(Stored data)

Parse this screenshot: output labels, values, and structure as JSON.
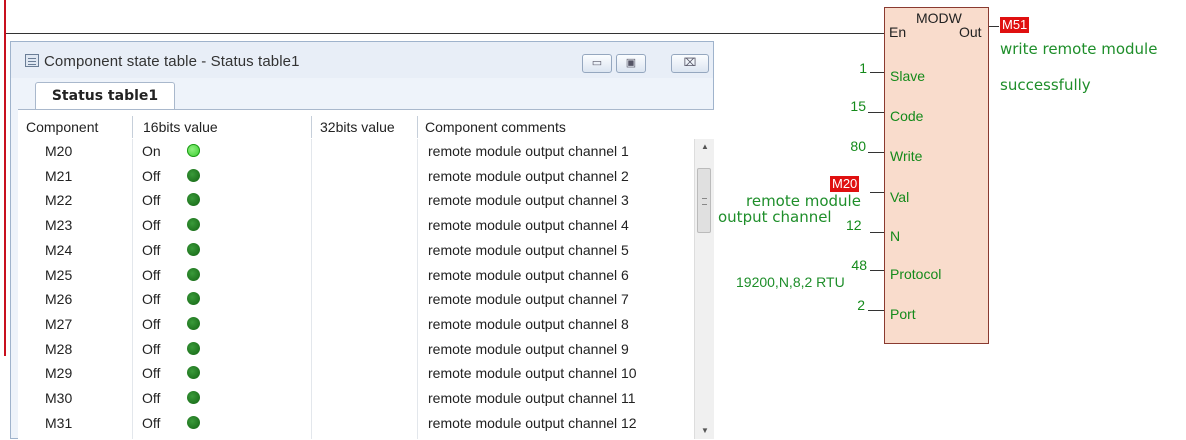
{
  "window": {
    "title": "Component state table - Status table1",
    "buttons": {
      "minimize": "▭",
      "maximize": "▣",
      "close": "⌧"
    },
    "tab": "Status table1"
  },
  "table": {
    "columns": [
      "Component",
      "16bits value",
      "32bits value",
      "Component comments"
    ],
    "rows": [
      {
        "component": "M20",
        "value16": "On",
        "state": "on",
        "value32": "",
        "comment": "remote module output channel 1"
      },
      {
        "component": "M21",
        "value16": "Off",
        "state": "off",
        "value32": "",
        "comment": "remote module output channel 2"
      },
      {
        "component": "M22",
        "value16": "Off",
        "state": "off",
        "value32": "",
        "comment": "remote module output channel 3"
      },
      {
        "component": "M23",
        "value16": "Off",
        "state": "off",
        "value32": "",
        "comment": "remote module output channel 4"
      },
      {
        "component": "M24",
        "value16": "Off",
        "state": "off",
        "value32": "",
        "comment": "remote module output channel 5"
      },
      {
        "component": "M25",
        "value16": "Off",
        "state": "off",
        "value32": "",
        "comment": "remote module output channel 6"
      },
      {
        "component": "M26",
        "value16": "Off",
        "state": "off",
        "value32": "",
        "comment": "remote module output channel 7"
      },
      {
        "component": "M27",
        "value16": "Off",
        "state": "off",
        "value32": "",
        "comment": "remote module output channel 8"
      },
      {
        "component": "M28",
        "value16": "Off",
        "state": "off",
        "value32": "",
        "comment": "remote module output channel 9"
      },
      {
        "component": "M29",
        "value16": "Off",
        "state": "off",
        "value32": "",
        "comment": "remote module output channel 10"
      },
      {
        "component": "M30",
        "value16": "Off",
        "state": "off",
        "value32": "",
        "comment": "remote module output channel 11"
      },
      {
        "component": "M31",
        "value16": "Off",
        "state": "off",
        "value32": "",
        "comment": "remote module output channel 12"
      }
    ]
  },
  "block": {
    "name": "MODW",
    "en": "En",
    "out": "Out",
    "out_tag": "M51",
    "out_note_1": "write remote module",
    "out_note_2": "successfully",
    "pins": {
      "slave": {
        "label": "Slave",
        "value": "1"
      },
      "code": {
        "label": "Code",
        "value": "15"
      },
      "write": {
        "label": "Write",
        "value": "80"
      },
      "val": {
        "label": "Val",
        "tag": "M20",
        "note": "remote module"
      },
      "n": {
        "label": "N",
        "value": "12",
        "note": "output channel"
      },
      "protocol": {
        "label": "Protocol",
        "value": "48",
        "note": "19200,N,8,2 RTU"
      },
      "port": {
        "label": "Port",
        "value": "2"
      }
    }
  },
  "colors": {
    "on_led": "#34d12a",
    "off_led": "#136413",
    "tag": "#e01010",
    "block_fill": "#f9dccc",
    "note": "#1e8e2a"
  }
}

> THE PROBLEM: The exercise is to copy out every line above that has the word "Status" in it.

> EXERCISE ANSWER:
    "title": "Component state table - Status table1",
    "tab": "Status table1"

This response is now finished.